And, despite an extensive geothermal system to heat homes and businesses, along with nascent carbon sequestration efforts, Iceland emits more carbon per capita than any other European country. Like Alaskans, Icelanders like to drive big, gas-powered cars and trucks. This may be justified given their harsh winters and gravel roads beyond the paved tourist routes, but it does little to reduce a carbon footprint of 11.8 tons per person (which sounds paltry compared to Alaska’s 47 tons per person). Additionally, they maintain a robust fishing industry and accommodate ever more flights to disgorge tourists and serve as a stopover for intercontinental trips.
Speaking of tourists - tourism threatens to overwhelm Iceland. In 2019, Iceland hosted two million visitors - akin to doubling the number of tourists visiting the Kenai Peninsula each summer. (I shudder to imagine the Homer Spit accommodating that uptick.) The influx is both the life-blood of local businesses and a nightmare when it comes to accommodations, traffic, and parking. In addition to the crush of crowds at key attractions, tourists boost the carbon footprint of Iceland due to the cars, busses, and boats required to get around, as well as the shipments of goods to feed and maintain them.
Our flight home took us over Greenland once again, though it was obscured by clouds. Those clouds, we later learned, were part of an atmospheric low pressure trapping warm water over the island. The following day, Greenland experienced a massive ice melt, with enough flow pouring into the ocean to cover the state of Florida with two inches of water.

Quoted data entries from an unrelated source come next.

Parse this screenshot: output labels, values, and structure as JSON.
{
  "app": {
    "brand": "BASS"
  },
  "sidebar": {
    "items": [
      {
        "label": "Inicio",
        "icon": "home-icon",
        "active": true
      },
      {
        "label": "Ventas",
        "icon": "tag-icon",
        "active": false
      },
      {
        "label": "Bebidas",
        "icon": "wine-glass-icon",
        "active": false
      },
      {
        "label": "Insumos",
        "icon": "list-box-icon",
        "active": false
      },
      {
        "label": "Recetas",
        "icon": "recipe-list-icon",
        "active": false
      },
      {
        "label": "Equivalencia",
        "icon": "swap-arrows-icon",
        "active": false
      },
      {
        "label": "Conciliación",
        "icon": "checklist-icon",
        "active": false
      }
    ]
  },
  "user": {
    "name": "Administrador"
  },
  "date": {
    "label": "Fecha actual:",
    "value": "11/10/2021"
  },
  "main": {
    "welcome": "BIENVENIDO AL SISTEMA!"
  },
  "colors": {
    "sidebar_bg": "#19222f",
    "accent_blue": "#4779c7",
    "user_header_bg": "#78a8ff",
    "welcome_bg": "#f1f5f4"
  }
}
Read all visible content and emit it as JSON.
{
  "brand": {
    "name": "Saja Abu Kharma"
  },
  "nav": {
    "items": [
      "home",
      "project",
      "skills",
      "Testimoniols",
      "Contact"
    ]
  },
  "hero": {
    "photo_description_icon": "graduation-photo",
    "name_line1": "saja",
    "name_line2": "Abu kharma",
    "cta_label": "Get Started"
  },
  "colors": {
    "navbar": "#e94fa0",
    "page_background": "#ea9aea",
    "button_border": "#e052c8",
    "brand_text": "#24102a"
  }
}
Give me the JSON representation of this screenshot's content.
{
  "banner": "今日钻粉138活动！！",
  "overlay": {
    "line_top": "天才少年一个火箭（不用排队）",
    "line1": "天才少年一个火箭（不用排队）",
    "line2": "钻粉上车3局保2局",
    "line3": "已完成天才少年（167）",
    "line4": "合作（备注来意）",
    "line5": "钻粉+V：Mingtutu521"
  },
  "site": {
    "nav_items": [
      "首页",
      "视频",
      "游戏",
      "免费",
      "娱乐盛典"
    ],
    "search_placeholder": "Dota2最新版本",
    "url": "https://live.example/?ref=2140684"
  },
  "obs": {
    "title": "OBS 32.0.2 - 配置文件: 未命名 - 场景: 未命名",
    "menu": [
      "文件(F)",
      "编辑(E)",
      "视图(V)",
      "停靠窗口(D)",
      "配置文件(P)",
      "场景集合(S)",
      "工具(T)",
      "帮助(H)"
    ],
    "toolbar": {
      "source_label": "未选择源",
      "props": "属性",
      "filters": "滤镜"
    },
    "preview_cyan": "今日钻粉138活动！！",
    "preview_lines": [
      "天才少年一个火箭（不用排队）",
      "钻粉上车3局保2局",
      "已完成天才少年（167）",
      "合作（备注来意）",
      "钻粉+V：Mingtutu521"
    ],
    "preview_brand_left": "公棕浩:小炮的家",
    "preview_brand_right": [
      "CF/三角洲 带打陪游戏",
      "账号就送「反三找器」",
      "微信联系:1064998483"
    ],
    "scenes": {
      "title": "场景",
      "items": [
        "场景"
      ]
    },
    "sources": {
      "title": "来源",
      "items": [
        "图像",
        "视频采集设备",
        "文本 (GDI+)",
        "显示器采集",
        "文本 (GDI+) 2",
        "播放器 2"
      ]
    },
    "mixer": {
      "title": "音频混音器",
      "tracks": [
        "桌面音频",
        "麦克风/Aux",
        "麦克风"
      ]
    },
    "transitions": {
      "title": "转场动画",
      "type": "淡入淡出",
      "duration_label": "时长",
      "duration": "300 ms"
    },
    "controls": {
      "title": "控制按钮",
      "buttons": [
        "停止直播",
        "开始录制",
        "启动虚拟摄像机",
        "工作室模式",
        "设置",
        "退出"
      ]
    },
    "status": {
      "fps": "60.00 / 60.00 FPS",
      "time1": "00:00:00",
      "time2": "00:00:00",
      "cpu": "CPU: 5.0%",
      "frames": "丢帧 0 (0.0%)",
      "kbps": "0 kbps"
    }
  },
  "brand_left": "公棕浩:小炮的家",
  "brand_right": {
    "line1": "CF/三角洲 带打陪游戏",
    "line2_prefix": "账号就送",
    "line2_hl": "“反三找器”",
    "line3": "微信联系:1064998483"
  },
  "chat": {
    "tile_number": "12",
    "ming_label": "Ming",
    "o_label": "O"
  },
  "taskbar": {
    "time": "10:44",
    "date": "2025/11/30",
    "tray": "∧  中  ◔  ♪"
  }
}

We came home to the first blush of fireweed and a garden cornucopia of strawberries, broccoli, and green beans. After our return, on a morning walk with the dogs, we stopped at a point overlooking Kachemak Bay and the glaciers beyond and agreed that there’s nowhere we’d rather live. Every country has its charms and challenges, but we will remain here, helping where we can, and enjoying all Alaska has to offer.